[Start of section]
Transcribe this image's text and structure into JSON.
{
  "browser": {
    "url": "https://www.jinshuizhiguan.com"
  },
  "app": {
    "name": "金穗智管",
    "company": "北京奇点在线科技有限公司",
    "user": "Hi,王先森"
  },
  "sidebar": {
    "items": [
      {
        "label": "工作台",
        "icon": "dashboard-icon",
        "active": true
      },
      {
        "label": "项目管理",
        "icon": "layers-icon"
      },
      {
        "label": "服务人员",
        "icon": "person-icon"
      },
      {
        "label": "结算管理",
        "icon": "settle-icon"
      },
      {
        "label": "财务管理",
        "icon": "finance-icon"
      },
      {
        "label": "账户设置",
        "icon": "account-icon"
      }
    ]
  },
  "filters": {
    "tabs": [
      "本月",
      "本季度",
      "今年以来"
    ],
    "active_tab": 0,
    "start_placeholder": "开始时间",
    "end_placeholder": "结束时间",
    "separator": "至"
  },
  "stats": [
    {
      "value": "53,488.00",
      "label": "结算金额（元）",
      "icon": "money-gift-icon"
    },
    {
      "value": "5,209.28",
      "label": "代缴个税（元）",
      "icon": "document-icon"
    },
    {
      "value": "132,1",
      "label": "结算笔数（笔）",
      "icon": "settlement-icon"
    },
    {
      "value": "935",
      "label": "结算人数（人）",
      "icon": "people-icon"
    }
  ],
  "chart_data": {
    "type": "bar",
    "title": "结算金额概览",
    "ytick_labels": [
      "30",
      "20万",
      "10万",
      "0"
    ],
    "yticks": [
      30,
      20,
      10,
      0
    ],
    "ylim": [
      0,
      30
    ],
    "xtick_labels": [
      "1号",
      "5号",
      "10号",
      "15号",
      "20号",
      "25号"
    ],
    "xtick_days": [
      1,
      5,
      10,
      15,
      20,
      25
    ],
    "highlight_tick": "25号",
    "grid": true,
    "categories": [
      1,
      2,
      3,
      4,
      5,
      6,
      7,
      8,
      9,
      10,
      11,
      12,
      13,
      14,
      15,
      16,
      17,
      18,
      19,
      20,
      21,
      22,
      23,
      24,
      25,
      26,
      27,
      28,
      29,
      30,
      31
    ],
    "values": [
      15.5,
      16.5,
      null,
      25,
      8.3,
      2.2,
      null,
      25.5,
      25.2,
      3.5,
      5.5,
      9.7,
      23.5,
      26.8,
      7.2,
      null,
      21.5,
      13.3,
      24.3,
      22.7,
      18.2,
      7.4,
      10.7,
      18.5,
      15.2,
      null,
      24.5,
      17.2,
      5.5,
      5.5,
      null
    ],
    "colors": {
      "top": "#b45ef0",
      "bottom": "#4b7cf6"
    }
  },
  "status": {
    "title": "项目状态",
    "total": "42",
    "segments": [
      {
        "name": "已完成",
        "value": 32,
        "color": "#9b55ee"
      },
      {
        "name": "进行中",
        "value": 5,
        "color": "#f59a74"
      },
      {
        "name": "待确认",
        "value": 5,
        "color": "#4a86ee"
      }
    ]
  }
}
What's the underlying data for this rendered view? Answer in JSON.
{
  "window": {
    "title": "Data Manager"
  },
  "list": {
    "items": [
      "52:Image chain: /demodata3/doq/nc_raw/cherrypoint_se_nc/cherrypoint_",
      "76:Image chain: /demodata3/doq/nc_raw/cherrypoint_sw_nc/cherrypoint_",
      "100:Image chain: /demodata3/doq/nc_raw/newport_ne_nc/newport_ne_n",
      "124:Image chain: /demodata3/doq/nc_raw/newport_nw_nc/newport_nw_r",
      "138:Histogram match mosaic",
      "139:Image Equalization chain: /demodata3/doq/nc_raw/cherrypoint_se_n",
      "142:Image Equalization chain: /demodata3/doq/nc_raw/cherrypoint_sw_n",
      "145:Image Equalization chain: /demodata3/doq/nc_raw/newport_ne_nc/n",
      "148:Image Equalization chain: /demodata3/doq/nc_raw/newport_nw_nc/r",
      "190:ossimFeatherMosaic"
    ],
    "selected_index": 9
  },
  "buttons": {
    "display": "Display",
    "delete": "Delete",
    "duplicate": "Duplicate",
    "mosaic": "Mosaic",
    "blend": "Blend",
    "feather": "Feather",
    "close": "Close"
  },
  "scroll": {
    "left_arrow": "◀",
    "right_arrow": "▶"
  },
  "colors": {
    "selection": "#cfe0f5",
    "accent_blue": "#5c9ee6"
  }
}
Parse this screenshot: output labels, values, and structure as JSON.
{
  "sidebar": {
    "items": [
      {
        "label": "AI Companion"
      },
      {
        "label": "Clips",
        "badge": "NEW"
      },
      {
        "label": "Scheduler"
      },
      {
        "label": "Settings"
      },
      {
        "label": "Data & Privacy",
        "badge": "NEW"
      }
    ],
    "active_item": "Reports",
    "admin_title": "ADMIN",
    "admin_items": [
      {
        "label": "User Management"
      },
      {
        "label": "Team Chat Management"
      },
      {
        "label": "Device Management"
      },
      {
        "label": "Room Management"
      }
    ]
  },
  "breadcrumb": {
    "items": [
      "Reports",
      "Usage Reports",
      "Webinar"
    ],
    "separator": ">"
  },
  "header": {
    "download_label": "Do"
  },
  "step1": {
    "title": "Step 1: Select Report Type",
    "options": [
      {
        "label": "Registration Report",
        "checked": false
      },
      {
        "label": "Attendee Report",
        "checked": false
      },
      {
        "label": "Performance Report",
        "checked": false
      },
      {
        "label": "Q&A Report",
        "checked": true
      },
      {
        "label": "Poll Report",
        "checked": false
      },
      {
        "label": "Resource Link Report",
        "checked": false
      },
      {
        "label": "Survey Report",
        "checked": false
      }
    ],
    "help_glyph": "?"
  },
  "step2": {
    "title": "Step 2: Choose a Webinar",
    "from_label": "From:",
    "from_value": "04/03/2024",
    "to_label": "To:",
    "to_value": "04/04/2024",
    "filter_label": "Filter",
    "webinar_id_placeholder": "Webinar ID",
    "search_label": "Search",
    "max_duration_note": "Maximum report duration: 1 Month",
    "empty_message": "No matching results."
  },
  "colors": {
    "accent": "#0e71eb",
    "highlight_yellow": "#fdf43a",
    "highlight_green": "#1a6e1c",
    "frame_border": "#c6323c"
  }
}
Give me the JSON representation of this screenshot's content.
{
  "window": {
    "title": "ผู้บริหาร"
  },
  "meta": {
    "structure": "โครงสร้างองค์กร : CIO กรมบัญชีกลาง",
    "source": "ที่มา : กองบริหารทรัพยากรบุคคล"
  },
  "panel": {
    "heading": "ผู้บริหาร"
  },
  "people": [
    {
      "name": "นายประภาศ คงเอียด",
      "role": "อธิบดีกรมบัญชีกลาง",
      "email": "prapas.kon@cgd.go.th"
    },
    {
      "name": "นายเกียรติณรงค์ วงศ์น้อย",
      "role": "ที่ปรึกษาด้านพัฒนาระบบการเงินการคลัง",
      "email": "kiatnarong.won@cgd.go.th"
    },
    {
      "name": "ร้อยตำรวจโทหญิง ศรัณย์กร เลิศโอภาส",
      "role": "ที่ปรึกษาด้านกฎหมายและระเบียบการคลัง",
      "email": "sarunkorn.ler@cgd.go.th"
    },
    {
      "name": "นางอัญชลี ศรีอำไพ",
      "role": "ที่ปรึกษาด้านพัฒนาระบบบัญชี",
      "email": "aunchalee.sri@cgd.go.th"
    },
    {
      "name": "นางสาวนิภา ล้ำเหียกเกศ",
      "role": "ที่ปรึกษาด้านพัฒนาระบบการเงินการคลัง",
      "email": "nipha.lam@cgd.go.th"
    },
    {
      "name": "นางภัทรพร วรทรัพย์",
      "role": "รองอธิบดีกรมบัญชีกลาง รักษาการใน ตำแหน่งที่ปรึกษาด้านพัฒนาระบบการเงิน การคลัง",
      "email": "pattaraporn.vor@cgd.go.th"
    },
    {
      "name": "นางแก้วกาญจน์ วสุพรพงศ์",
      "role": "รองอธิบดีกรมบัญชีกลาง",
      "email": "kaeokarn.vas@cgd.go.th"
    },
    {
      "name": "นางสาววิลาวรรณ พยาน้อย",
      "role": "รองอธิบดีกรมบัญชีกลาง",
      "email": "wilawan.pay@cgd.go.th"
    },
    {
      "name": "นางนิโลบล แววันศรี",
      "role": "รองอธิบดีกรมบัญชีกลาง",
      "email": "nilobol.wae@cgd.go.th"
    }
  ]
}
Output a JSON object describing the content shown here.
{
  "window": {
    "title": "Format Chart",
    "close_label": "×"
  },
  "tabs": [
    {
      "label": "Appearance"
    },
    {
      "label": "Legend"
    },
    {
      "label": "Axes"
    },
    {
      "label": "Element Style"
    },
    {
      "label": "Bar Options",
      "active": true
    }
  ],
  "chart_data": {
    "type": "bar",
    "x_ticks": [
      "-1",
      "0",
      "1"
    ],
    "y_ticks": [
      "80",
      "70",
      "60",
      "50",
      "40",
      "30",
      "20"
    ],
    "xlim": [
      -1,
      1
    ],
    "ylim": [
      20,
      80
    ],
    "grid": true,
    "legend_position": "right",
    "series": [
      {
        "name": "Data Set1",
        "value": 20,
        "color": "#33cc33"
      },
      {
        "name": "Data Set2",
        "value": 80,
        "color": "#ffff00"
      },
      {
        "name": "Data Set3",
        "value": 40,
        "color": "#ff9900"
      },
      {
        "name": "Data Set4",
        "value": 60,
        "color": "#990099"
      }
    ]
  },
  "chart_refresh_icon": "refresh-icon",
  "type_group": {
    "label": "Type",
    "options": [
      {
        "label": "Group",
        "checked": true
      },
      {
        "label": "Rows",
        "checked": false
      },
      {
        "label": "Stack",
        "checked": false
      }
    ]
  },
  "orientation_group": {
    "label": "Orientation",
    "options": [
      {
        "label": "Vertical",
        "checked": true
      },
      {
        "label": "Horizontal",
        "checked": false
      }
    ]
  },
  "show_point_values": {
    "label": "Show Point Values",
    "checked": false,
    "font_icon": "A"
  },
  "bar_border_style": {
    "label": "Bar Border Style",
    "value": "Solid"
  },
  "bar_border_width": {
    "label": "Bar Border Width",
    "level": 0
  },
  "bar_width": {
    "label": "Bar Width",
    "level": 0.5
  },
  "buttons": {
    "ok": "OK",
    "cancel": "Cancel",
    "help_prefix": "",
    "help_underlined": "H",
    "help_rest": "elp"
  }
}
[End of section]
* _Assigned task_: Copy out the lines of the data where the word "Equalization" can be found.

* _Finished exercise_:
      "139:Image Equalization chain: /demodata3/doq/nc_raw/cherrypoint_se_n",
      "142:Image Equalization chain: /demodata3/doq/nc_raw/cherrypoint_sw_n",
      "145:Image Equalization chain: /demodata3/doq/nc_raw/newport_ne_nc/n",
      "148:Image Equalization chain: /demodata3/doq/nc_raw/newport_nw_nc/r",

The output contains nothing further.